#### Required work
Every record listed below should be copied exactly.

#### Extracted information
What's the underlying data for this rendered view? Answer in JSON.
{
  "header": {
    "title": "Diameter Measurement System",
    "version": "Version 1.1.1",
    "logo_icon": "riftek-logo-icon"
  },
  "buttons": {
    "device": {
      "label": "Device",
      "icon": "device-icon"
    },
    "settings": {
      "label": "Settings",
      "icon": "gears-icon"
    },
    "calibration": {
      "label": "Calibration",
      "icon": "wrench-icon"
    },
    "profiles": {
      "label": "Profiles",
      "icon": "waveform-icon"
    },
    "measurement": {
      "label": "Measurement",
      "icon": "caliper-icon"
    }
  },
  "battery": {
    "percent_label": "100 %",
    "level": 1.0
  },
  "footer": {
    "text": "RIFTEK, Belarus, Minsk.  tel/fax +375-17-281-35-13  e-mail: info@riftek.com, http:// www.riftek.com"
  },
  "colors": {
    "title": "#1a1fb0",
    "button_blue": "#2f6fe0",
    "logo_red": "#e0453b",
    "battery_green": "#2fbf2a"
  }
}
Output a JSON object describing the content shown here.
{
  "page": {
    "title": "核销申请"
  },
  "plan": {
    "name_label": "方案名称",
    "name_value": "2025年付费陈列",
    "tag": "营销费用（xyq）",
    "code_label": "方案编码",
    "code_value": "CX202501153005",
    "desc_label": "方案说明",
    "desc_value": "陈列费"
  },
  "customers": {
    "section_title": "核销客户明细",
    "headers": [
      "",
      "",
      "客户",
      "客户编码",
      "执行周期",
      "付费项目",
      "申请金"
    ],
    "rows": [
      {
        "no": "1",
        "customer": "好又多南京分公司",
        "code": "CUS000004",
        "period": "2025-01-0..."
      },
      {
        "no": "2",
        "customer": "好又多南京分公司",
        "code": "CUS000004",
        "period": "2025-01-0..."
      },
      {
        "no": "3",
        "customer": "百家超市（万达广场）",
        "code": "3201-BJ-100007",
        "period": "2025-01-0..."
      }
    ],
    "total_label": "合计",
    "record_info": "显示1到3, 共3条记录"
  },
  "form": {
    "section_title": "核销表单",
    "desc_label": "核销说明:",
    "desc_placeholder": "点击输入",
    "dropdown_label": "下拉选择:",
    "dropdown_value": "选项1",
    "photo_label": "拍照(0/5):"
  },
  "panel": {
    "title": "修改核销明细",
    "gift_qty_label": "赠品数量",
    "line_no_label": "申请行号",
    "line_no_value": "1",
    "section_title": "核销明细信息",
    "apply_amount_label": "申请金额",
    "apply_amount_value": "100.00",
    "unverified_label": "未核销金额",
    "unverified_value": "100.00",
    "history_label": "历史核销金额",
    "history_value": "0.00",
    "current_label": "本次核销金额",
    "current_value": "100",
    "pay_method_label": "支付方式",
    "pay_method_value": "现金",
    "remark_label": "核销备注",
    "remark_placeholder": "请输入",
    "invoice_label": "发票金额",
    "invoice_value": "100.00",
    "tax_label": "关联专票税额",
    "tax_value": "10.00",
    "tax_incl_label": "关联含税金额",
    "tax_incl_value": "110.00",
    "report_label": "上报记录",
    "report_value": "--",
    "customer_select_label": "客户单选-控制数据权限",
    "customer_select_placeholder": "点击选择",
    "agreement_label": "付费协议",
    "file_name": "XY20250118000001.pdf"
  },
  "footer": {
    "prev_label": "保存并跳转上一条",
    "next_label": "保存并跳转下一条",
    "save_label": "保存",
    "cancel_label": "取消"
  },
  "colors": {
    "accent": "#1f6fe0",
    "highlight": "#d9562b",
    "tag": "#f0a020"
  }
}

#### Solution to the exercise
What's the underlying data for this rendered view? Answer in JSON.
{
  "header": {
    "title": "Diameter Measurement System",
    "version": "Version 1.1.1",
    "logo_icon": "riftek-logo-icon"
  },
  "buttons": {
    "device": {
      "label": "Device",
      "icon": "device-icon"
    },
    "settings": {
      "label": "Settings",
      "icon": "gears-icon"
    },
    "calibration": {
      "label": "Calibration",
      "icon": "wrench-icon"
    },
    "profiles": {
      "label": "Profiles",
      "icon": "waveform-icon"
    },
    "measurement": {
      "label": "Measurement",
      "icon": "caliper-icon"
    }
  },
  "battery": {
    "percent_label": "100 %",
    "level": 1.0
  },
  "footer": {
    "text": "RIFTEK, Belarus, Minsk.  tel/fax +375-17-281-35-13  e-mail: info@riftek.com, http:// www.riftek.com"
  },
  "colors": {
    "title": "#1a1fb0",
    "button_blue": "#2f6fe0",
    "logo_red": "#e0453b",
    "battery_green": "#2fbf2a"
  }
}
Output a JSON object describing the content shown here.
{
  "page": {
    "title": "核销申请"
  },
  "plan": {
    "name_label": "方案名称",
    "name_value": "2025年付费陈列",
    "tag": "营销费用（xyq）",
    "code_label": "方案编码",
    "code_value": "CX202501153005",
    "desc_label": "方案说明",
    "desc_value": "陈列费"
  },
  "customers": {
    "section_title": "核销客户明细",
    "headers": [
      "",
      "",
      "客户",
      "客户编码",
      "执行周期",
      "付费项目",
      "申请金"
    ],
    "rows": [
      {
        "no": "1",
        "customer": "好又多南京分公司",
        "code": "CUS000004",
        "period": "2025-01-0..."
      },
      {
        "no": "2",
        "customer": "好又多南京分公司",
        "code": "CUS000004",
        "period": "2025-01-0..."
      },
      {
        "no": "3",
        "customer": "百家超市（万达广场）",
        "code": "3201-BJ-100007",
        "period": "2025-01-0..."
      }
    ],
    "total_label": "合计",
    "record_info": "显示1到3, 共3条记录"
  },
  "form": {
    "section_title": "核销表单",
    "desc_label": "核销说明:",
    "desc_placeholder": "点击输入",
    "dropdown_label": "下拉选择:",
    "dropdown_value": "选项1",
    "photo_label": "拍照(0/5):"
  },
  "panel": {
    "title": "修改核销明细",
    "gift_qty_label": "赠品数量",
    "line_no_label": "申请行号",
    "line_no_value": "1",
    "section_title": "核销明细信息",
    "apply_amount_label": "申请金额",
    "apply_amount_value": "100.00",
    "unverified_label": "未核销金额",
    "unverified_value": "100.00",
    "history_label": "历史核销金额",
    "history_value": "0.00",
    "current_label": "本次核销金额",
    "current_value": "100",
    "pay_method_label": "支付方式",
    "pay_method_value": "现金",
    "remark_label": "核销备注",
    "remark_placeholder": "请输入",
    "invoice_label": "发票金额",
    "invoice_value": "100.00",
    "tax_label": "关联专票税额",
    "tax_value": "10.00",
    "tax_incl_label": "关联含税金额",
    "tax_incl_value": "110.00",
    "report_label": "上报记录",
    "report_value": "--",
    "customer_select_label": "客户单选-控制数据权限",
    "customer_select_placeholder": "点击选择",
    "agreement_label": "付费协议",
    "file_name": "XY20250118000001.pdf"
  },
  "footer": {
    "prev_label": "保存并跳转上一条",
    "next_label": "保存并跳转下一条",
    "save_label": "保存",
    "cancel_label": "取消"
  },
  "colors": {
    "accent": "#1f6fe0",
    "highlight": "#d9562b",
    "tag": "#f0a020"
  }
}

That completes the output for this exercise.